This week, after growing and building my Facebook group for 3 years, I made the difficult decision to archive it. Though I alluded to my members, in my last post, that time management was the sole reason for closing the group down, it is only partially true.
Yes, my business is growing and I have to be smart about how I spend my time but honestly, time would not have been an issue if it weren’t for the following reasons.
5 Reasons I Chose To Close My Facebook Group
1. I’ve lost that loving feeling. Unfortunately, checking in and monitoring the group began to be a chore. I no longer enjoyed interacting with my members and found myself being curt or disrespectful to genuine inquiries.
That isn’t fair to them and I’m sorry if you ever felt snubbed or stupid for asking questions in my group.
I love blogging.
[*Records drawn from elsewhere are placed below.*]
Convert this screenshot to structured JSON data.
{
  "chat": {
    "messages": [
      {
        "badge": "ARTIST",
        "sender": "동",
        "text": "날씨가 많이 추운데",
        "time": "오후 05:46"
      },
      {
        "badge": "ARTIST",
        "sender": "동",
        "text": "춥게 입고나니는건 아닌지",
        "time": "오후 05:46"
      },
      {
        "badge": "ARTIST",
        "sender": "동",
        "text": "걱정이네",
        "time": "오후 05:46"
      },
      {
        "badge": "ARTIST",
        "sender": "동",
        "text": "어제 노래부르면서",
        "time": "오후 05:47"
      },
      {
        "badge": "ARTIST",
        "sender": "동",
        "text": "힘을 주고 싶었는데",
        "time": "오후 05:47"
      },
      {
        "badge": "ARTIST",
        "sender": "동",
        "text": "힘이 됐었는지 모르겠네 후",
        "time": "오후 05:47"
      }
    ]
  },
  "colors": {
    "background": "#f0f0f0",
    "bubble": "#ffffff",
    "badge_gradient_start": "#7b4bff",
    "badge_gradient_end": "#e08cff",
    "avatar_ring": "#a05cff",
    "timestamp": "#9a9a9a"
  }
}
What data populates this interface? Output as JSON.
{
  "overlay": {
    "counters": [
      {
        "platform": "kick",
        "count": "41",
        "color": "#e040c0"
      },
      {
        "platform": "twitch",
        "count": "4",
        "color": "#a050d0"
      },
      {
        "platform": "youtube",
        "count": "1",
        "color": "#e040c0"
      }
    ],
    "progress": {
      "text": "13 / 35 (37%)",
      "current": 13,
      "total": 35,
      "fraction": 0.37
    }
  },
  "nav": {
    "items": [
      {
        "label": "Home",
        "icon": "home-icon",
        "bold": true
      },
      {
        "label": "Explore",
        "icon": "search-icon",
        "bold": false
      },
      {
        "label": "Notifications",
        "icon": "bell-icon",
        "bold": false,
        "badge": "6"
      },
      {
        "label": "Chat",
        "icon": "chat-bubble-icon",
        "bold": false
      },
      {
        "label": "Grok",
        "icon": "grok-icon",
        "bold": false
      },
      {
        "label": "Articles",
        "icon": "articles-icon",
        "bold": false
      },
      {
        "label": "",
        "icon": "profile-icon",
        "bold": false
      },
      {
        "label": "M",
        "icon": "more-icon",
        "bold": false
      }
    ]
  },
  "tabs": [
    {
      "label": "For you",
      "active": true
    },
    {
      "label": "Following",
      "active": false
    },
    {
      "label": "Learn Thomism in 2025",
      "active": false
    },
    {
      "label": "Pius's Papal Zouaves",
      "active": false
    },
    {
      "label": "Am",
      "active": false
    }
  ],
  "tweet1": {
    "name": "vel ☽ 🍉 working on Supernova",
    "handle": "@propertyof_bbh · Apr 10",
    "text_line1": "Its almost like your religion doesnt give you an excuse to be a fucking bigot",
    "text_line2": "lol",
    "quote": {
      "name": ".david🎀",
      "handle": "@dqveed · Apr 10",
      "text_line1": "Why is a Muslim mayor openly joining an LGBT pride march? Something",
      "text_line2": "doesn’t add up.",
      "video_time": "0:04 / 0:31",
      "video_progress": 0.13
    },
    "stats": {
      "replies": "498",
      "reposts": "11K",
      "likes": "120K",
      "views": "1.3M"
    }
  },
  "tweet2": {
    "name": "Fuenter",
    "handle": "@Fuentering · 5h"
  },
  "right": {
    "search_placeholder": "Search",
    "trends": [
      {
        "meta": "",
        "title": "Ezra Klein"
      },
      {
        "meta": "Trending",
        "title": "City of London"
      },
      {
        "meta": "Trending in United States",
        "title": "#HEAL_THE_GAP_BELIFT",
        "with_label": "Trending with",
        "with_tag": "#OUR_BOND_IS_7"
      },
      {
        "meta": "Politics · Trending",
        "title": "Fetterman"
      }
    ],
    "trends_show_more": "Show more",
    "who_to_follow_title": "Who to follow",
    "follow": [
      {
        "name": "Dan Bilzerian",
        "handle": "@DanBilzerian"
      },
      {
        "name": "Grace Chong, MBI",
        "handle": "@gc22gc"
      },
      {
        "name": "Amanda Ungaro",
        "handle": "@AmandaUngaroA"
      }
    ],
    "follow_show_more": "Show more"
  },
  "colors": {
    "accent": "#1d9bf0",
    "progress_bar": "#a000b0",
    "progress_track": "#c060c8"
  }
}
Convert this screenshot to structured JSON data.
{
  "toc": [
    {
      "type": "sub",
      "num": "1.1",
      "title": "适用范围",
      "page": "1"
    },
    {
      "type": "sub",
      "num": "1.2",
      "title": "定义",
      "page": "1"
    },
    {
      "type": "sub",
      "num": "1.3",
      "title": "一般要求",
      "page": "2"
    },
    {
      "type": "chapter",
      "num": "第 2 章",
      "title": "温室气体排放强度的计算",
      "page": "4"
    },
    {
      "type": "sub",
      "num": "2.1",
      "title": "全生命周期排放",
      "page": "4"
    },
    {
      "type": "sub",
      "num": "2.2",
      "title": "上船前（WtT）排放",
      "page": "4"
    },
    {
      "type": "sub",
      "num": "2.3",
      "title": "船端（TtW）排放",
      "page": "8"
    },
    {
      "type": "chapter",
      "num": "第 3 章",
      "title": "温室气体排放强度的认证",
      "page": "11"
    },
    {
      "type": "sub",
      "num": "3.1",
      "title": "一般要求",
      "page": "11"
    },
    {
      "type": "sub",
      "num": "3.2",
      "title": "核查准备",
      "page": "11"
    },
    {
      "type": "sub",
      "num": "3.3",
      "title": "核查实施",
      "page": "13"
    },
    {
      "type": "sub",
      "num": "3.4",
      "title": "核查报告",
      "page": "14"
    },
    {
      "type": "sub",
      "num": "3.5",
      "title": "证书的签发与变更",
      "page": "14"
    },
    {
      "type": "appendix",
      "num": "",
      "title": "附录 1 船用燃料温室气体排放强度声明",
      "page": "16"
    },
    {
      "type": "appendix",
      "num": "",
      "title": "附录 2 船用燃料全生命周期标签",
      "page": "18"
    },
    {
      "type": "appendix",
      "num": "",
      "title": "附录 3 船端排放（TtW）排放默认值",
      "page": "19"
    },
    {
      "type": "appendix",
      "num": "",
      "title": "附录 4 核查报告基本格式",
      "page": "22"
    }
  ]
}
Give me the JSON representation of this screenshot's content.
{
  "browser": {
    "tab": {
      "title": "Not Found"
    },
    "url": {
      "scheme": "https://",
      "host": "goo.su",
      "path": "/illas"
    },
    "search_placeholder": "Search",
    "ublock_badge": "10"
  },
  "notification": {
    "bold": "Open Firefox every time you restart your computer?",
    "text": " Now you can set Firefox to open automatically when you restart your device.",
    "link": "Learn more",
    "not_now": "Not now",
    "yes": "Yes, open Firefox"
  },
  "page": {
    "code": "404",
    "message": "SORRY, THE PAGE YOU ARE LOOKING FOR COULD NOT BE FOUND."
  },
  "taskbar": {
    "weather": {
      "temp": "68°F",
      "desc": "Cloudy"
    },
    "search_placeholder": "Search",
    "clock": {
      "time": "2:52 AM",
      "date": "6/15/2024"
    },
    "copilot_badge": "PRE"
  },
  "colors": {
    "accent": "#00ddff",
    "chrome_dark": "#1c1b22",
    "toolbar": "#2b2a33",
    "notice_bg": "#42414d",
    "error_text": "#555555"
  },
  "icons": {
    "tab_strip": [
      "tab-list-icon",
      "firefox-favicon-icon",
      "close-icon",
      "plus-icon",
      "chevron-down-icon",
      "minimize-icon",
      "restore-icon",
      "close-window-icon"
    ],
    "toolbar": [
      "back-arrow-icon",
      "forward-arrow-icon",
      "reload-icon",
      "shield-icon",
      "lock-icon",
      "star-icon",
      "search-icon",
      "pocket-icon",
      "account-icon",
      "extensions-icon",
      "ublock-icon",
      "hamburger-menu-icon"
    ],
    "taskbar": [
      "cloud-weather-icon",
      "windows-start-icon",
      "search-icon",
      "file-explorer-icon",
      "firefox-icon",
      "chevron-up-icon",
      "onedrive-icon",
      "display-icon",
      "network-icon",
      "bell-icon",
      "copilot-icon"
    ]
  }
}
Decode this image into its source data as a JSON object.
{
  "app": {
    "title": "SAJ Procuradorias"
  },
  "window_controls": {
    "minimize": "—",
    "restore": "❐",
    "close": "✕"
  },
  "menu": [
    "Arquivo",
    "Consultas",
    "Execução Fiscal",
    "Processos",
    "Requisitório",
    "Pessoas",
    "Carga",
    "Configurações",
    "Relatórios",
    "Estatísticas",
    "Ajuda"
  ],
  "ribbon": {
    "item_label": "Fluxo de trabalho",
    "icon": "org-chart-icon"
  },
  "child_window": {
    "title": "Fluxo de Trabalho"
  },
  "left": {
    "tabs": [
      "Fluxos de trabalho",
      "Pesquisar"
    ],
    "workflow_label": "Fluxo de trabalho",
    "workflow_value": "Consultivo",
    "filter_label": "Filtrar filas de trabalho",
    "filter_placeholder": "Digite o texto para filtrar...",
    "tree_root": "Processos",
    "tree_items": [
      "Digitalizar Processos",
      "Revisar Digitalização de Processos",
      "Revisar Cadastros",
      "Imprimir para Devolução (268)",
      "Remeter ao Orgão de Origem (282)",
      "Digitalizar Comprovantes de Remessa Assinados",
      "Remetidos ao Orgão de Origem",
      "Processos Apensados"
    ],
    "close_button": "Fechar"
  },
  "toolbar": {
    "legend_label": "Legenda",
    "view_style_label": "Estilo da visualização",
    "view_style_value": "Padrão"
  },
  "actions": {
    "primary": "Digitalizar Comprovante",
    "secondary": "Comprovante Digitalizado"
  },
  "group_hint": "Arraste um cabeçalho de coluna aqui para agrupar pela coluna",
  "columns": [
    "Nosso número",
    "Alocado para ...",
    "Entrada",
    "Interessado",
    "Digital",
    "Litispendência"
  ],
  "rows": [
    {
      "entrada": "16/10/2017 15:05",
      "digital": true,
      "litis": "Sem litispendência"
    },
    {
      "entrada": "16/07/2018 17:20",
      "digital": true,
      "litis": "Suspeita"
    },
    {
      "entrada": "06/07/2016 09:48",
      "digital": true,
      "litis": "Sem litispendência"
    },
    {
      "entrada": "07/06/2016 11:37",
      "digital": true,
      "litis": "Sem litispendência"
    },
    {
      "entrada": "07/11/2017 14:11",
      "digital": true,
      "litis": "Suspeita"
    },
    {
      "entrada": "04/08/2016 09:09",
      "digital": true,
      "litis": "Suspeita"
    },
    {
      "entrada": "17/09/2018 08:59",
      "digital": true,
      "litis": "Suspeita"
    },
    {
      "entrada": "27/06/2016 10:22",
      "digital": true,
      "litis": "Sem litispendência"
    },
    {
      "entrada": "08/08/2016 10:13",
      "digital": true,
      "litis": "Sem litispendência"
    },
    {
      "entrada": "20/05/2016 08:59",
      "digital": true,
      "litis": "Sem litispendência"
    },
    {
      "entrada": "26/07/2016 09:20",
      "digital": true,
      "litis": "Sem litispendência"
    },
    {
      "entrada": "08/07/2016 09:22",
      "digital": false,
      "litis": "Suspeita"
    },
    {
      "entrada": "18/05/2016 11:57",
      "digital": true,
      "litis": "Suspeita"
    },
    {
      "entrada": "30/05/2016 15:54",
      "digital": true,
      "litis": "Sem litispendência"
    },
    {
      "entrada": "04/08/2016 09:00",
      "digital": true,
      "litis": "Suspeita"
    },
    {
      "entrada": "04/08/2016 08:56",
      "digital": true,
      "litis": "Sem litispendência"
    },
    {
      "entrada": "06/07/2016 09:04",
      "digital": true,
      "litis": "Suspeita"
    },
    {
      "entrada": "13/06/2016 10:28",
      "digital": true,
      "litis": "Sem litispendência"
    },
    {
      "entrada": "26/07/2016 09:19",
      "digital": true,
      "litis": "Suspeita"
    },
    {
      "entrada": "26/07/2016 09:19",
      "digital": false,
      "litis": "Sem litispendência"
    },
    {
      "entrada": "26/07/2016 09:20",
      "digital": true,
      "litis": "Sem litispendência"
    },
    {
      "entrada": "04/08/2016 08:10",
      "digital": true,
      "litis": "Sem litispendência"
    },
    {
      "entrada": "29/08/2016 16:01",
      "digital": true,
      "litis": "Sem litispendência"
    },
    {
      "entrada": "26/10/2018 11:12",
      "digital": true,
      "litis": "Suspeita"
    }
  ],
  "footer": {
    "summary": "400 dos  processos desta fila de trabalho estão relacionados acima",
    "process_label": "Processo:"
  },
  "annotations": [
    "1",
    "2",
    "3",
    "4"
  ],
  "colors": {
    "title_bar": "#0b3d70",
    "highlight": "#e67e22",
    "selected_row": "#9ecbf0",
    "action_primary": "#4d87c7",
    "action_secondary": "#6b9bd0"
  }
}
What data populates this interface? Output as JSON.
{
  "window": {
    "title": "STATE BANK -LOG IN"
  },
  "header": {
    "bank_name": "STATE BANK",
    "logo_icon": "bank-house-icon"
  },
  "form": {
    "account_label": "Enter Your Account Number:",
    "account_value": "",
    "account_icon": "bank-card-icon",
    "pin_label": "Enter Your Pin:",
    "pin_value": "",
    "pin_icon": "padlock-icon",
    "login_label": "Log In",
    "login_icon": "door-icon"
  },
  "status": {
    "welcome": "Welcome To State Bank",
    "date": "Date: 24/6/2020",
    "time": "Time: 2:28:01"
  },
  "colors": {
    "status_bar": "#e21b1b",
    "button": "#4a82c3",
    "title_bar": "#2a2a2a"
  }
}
Whether you do it as a hobby or a business, you are a newbie or seasoned blogger, you deserve to have a space that nurtures you and lifts you up. Your admin should be present and interactive.
I struggled to be that.
2. My group was based on strategies I no longer believed in. From day one, the group was focused on share threads. Bloggers could post their newest articles and find posts by others to read and share.
As a newish blogger, I thought this was an excellent way to find new readers and grow my blog.
I no longer believe this is a good, long term strategy for bloggers. Your traffic depends on you participating in these threads everyday.
And when you don’t, your pageviews plummet. Plus, commenting and sharing others from the thread is time consuming.
- Are you even reaching your target audience in these threads?
- Are you reciprocating just to be nice even though you aren’t their avatar either?
- Are you getting a good return for your time investment in share threads?
If you have been blogging for over a year, and you are still participating in share threads on Facebook, I implore you to find better strategies to grow your blog.
3. I didn’t want to be a bitch. You have no idea how hard it was for me to keep my mouth shut.
Between the link droppers, the newbies thinking they could fast track success, and the know it all, self-promoters, I’m surprised my teeth didn’t explode through my pursed lips.
So many times I found myself deleting my reply comments before I posted them. Sometimes after. Some days I would want to scream, “You’re doing it all wrong!!!”.
But these types of bloggers don’t want to listen because they believe that getting their voice out there includes spamming. I hate censoring myself but I didn’t want to infest the group with negativity.
Maybe I should have been more selective about who I let into my group. Live and learn I guess.
4. I should have stuck with my original plan. I started the group for midlife women and wanted to keep it maxed out at 50 participants. But I folded to pressure and outside influences and have regretted that ever since. I fell victim to the adage that more is better. It’s not.
5. It didn’t move my needle. Once I opened up the group to all bloggers, there was an influx of serial joiners and BTB entrepreneurs.
You know the ones I’m talking about.
The ones that join as many groups as they can.
I felt like I sold out and lost control of the group. I don’t even think most of the members knew who I was.
It was just another group to add to their list on their spreadsheets.
While I strongly believe in giving back and fostering a strong sense of community, I also think that a Facebook group, in some minute way, should help move your own blog business forward.
And yet my Facebook refers to my blog remained dismal at best. People weren’t interested in me or my message.
Facebook groups are a lot of work. It may be selfish to say but I was left with a strong feeling of “what’s in it for me?”.
I know these reasons are ultimately my own fault. I let it come to this.
Unfortunately, I have probably abandoned a few bloggers that needed my help. If you are one of them, please do not hesitate to reach out to me through email or my Facebook page.
You never know, I may start a new Facebook group in the future. It would be different for sure. More focused. More niched.
I know who I would want to be a part of it.
I would want midlife women, who want to make money blogging, but not a crazy amount like $25k a month.
The women I would want to join me wouldn’t be afraid to invest their time and money into their blogs but they also wouldn’t want their blogs to consume their lives.
These women know what they want from their blogs but also have no intentions of being a super blogger that blogs, does podcasts and creates a million courses.
These midlife women have worked enough hours through their lifetimes and want to enhance their second halves with personal purpose and financial freedom.
The midlife women I want, believe in peace and balance. If this sounds like you, let me know in the comments. Maybe I’ll do it.